“We all have our stories of how we found paradise,” says Adrienne King. It was 2005, one day after the 25th anniversary of the movie Friday the 13th, when she and her husband discovered Southern Oregon. Two months later, they moved here from Los Angeles. “It was magical and still

Oregon’s Death With Dignity Act may not sound the subject matter for a comedy, yet the screenplay—and planned production of—Emma Was Here is sprinkling funny moments throughout an otherwise tough topic. The production is being undertaken by some of the usual suspects—and up-and-coming stars—in southern Oregon film’s film community; namely,

  Whether her name is immediately recognizable, chances are fairly good that the reader has already viewed the high spirited, beautiful, and versatile actress and singer Marlyn Mason in some production or other. With a career that has spanned more than six decades, her television and cinematic credits are numerous—and

  Death is difficult. Difficult to understand. Difficult to accept. It’s frightening and messy and emotionally overwhelming. Thankfully, there’s Gary Halliburton, a local blues musician, who makes this process just slightly easier to bear—through film! Stated plainly: Halliburton creates videos of people at the end of their lives to share

  Rivers don’t often get second chances. Stretching nearly 200 miles through Northwestern California, the mighty Eel River faces threats from all sides—cannabis, logging, wine, a hydro-powered dam—and it also offers prime recovery grounds for the teetering salmon population. A River’s Last Chance tells the story of the Eel River, and

  It isn’t just where we watch films that has revolutionized over the past couple decades, but it is where those films are made. Time was when movie theaters were the only place to indulge in the adventures of the Lone Ranger and Flash Gordon. But then came the convenience

It is not a logical extension that a wedding photo and event planning service would birth a film company that makes horror films. Or, perhaps it sounds like a plot from a horror film itself, a wedding that turns to gore. But that is, somewhat, how ROW 211 came about.

Taking the concept from a screenwriter’s pages—or, more common these days, from the pages of Marvel—to the big screen, depends on make-up artists, perhaps some of the least-sung heroes of cinema. Patty Wheelock and Pam Danielle can tell you that. Both have extensive and impressive resumes as professional hairstylists and
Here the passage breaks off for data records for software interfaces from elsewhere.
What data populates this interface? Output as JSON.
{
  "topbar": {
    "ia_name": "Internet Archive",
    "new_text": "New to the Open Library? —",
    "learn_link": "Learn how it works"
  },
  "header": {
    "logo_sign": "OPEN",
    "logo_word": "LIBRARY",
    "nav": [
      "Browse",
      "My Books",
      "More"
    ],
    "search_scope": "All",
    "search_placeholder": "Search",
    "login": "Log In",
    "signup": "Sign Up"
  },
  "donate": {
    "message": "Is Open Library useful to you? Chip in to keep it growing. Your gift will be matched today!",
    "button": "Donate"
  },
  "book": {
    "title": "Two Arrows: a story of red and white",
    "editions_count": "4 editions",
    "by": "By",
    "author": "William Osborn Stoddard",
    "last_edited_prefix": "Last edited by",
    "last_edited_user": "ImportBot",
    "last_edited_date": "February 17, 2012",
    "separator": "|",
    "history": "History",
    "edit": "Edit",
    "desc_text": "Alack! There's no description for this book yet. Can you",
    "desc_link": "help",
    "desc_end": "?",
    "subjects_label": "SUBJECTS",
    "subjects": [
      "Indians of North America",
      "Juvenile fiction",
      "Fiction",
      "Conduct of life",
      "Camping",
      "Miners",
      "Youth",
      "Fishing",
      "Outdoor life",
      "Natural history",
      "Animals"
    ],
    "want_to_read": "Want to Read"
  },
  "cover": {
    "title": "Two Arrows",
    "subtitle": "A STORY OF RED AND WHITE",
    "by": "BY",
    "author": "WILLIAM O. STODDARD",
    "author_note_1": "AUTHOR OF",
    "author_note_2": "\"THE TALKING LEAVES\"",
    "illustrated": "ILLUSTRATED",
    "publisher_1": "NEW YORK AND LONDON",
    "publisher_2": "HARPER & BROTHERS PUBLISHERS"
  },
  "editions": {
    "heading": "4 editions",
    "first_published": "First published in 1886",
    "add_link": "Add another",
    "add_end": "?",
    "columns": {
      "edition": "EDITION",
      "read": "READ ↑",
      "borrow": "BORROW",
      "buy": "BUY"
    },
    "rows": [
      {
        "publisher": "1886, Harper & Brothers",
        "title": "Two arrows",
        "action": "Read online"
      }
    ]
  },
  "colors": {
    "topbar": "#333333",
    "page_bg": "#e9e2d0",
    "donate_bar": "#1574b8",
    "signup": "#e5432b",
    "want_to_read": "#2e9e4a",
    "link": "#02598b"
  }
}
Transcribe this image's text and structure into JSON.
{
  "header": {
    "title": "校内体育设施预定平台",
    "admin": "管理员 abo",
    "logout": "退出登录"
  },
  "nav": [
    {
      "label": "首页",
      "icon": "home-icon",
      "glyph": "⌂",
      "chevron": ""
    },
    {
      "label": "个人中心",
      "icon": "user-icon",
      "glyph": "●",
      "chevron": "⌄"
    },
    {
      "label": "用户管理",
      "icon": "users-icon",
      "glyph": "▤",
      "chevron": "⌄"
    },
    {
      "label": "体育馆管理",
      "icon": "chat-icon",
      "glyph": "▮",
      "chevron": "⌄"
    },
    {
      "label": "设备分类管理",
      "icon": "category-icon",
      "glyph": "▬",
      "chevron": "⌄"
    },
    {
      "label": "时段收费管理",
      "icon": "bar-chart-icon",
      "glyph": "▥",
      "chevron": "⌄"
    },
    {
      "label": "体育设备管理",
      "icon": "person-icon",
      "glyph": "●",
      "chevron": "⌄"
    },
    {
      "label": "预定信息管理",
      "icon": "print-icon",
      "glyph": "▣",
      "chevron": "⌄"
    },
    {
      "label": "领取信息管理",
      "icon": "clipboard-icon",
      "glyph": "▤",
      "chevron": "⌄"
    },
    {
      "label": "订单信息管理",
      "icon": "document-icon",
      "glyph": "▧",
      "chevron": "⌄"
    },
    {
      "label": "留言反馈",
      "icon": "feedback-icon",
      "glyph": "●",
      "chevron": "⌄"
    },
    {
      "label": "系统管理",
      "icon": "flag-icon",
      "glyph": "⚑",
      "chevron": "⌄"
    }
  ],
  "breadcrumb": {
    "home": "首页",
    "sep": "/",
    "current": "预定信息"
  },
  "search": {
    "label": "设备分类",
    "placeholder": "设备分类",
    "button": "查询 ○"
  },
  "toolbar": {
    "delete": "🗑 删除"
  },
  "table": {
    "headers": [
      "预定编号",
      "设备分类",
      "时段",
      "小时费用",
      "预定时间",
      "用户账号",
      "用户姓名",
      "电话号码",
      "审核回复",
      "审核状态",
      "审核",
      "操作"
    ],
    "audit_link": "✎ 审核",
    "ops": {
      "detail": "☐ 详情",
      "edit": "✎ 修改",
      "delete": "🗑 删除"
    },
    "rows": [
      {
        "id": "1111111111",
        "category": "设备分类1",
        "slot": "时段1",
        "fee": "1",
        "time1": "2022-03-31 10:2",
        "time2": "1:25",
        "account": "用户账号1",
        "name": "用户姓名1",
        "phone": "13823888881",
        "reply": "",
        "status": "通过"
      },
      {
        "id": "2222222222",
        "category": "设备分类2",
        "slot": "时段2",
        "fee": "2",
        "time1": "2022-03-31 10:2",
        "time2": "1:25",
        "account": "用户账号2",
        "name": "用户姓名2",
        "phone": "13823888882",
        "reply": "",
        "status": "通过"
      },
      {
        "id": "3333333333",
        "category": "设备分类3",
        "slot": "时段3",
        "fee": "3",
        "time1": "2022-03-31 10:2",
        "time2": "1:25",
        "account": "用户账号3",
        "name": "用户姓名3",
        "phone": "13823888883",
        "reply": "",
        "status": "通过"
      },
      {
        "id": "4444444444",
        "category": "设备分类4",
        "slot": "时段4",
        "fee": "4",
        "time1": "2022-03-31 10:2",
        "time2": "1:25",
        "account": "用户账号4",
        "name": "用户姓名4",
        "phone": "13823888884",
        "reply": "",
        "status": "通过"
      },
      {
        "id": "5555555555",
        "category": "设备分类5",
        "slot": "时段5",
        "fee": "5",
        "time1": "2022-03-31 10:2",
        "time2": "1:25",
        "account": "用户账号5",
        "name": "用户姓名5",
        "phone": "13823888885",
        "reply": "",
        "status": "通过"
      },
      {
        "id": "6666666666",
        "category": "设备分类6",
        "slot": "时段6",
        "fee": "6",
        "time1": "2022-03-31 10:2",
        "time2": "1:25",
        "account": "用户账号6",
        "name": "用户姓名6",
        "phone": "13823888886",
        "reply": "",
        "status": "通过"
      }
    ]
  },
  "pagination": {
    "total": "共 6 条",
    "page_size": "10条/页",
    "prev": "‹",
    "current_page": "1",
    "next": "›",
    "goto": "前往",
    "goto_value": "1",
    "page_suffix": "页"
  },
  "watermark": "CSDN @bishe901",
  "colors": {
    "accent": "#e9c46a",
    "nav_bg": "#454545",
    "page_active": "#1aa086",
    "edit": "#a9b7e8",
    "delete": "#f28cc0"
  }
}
When enjoying a movie, most people aren’t focusing on scene transitions or how a particular sequence is presented to the viewer. But they should. How the film is edited is just as important as every other role in film; an art that sets the pace and tension and juxtapositions for